Podcast: Michael Lee, “The Conservative Canon Before and After Trump”

Michael J. Lee charts the vital role of canonical post–World War II (1945–1964) books in generating, guiding, and sustaining conservatism as a political force in the United States. Dedicated conservatives have argued for decades that the conservative movement was a product of print, rather than a march, a protest, or a pivotal moment of persecution. The Road to Serfdom, Ideas Have Consequences, Witness, The Conservative Mind, God and Man at Yale, The Conscience of a Conservative, and other mid-century texts became influential not only among conservative office-holders, office-seekers, and well-heeled donors but also at dinner tables, school board meetings, and neighborhood reading groups. Taking an expansive approach, he shows the wide influence of the conservative canon on traditionalist, libertarian, and other types of conservatives. By exploring the varied uses to which each founding text has been put from the Cold War to the culture wars, he aims to highlight the struggle over what it means to think and speak conservatively in America.

Lee teaches and researches political communication and rhetoric at the College of Charleston. His book, Creating Conservatism, won five national book awards in his field. He is also the co-founder of With Purpose, a non-profit organization that raises money and awareness to fight childhood cancer.

Vicky Zeamer

About Vicky Zeamer

Vicky Zeamer graduated from Wellesley College, where she studied Media Arts and Sciences (think HCI + design) & American Studies. She was also a cross-registered student at MIT where she took courses and participated in research centered around media technology and interaction design.

Vicky’s past work has been largely in user experience design and research, in areas such as advertising and museums. As a design researcher, she is happiest when in the field conducting ethnographies and user interviews. She also gets a rush from synthesizing these findings and extracting design implications of users’ needs, values, and perspectives.

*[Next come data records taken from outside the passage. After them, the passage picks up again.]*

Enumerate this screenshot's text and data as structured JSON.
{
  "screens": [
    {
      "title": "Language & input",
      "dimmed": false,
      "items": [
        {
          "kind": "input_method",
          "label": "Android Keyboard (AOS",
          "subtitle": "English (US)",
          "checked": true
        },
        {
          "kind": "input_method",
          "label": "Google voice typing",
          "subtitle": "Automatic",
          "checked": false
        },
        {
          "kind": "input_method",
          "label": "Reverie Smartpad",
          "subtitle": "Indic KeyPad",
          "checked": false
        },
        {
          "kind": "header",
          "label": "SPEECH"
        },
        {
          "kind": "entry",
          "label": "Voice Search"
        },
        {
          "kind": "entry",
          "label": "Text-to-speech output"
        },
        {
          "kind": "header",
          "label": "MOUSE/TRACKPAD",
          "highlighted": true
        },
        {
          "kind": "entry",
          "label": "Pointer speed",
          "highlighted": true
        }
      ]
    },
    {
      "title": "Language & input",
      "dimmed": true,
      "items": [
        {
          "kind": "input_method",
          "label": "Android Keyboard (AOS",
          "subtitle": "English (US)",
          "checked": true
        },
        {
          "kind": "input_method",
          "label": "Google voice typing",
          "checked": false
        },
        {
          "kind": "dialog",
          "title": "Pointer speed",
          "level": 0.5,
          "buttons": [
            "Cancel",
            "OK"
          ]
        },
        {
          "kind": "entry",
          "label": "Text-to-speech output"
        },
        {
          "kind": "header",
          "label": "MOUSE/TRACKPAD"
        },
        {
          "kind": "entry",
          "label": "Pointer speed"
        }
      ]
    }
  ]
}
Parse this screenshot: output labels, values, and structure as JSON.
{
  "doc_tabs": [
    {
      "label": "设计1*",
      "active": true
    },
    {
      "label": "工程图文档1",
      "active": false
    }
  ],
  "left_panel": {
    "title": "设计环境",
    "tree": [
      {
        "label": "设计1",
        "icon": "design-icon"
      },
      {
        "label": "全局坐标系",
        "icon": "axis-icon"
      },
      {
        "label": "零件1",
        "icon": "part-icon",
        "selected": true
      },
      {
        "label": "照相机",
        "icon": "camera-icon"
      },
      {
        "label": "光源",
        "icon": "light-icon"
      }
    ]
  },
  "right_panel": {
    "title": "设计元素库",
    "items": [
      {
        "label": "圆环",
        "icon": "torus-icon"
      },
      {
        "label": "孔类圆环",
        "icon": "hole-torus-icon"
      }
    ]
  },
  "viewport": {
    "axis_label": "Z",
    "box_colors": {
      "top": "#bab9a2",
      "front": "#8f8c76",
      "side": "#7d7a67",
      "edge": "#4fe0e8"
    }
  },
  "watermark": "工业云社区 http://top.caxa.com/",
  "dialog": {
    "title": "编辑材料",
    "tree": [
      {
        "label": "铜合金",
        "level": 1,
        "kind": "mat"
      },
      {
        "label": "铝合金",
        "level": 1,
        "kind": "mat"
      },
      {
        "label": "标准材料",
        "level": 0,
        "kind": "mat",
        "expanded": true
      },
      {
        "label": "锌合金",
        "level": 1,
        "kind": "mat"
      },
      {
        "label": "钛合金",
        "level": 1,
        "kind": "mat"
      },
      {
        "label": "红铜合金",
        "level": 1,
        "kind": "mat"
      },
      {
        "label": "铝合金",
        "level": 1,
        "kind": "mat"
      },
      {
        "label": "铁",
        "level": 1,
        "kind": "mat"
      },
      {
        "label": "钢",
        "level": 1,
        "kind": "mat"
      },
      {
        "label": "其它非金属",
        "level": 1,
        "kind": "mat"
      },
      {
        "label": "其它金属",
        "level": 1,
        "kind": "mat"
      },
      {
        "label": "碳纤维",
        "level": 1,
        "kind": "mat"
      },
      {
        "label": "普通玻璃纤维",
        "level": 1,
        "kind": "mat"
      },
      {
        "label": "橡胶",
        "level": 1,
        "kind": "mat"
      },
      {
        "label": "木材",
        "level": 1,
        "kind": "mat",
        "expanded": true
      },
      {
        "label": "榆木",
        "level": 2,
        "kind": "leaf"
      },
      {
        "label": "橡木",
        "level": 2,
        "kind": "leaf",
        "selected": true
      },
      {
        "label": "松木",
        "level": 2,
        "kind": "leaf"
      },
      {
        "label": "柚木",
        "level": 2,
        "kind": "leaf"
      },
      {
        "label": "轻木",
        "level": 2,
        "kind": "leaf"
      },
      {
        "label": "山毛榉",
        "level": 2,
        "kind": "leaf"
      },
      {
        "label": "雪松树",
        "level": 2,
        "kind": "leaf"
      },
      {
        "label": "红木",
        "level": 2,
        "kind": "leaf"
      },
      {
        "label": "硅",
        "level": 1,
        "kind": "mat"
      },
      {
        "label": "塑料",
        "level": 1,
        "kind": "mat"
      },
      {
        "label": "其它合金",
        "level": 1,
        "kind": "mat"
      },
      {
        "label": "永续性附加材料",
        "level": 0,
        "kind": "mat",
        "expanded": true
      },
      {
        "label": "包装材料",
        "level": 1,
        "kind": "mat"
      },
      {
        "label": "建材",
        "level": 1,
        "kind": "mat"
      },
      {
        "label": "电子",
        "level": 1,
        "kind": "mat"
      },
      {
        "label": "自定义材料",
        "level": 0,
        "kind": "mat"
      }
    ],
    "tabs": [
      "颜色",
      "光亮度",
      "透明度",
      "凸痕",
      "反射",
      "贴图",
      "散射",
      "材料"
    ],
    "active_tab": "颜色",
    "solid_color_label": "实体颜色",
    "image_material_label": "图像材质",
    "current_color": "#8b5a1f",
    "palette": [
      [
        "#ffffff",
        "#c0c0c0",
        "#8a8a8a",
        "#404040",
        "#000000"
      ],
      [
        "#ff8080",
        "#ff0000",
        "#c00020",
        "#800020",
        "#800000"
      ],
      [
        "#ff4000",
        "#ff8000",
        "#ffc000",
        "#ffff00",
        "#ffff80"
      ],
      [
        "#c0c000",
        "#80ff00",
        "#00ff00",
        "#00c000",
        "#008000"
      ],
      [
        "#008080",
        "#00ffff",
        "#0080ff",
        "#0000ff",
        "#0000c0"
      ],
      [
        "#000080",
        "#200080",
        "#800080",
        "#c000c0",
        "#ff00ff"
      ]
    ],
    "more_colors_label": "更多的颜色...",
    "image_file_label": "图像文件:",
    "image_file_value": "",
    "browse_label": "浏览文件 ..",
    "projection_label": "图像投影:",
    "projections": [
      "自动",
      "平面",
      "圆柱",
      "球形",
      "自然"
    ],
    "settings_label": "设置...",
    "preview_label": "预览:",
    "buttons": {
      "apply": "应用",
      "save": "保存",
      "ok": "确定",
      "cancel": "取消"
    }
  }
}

Vicky’s current research interests circle around personal and cultural relationships with food. More specifically, she is interested in exploring how computing and digital media are changing the way in which users experience food, and therefore exploring how computing is changing the way in which we use food as a tool to form connections and establish deeper understandings of events, people, and places.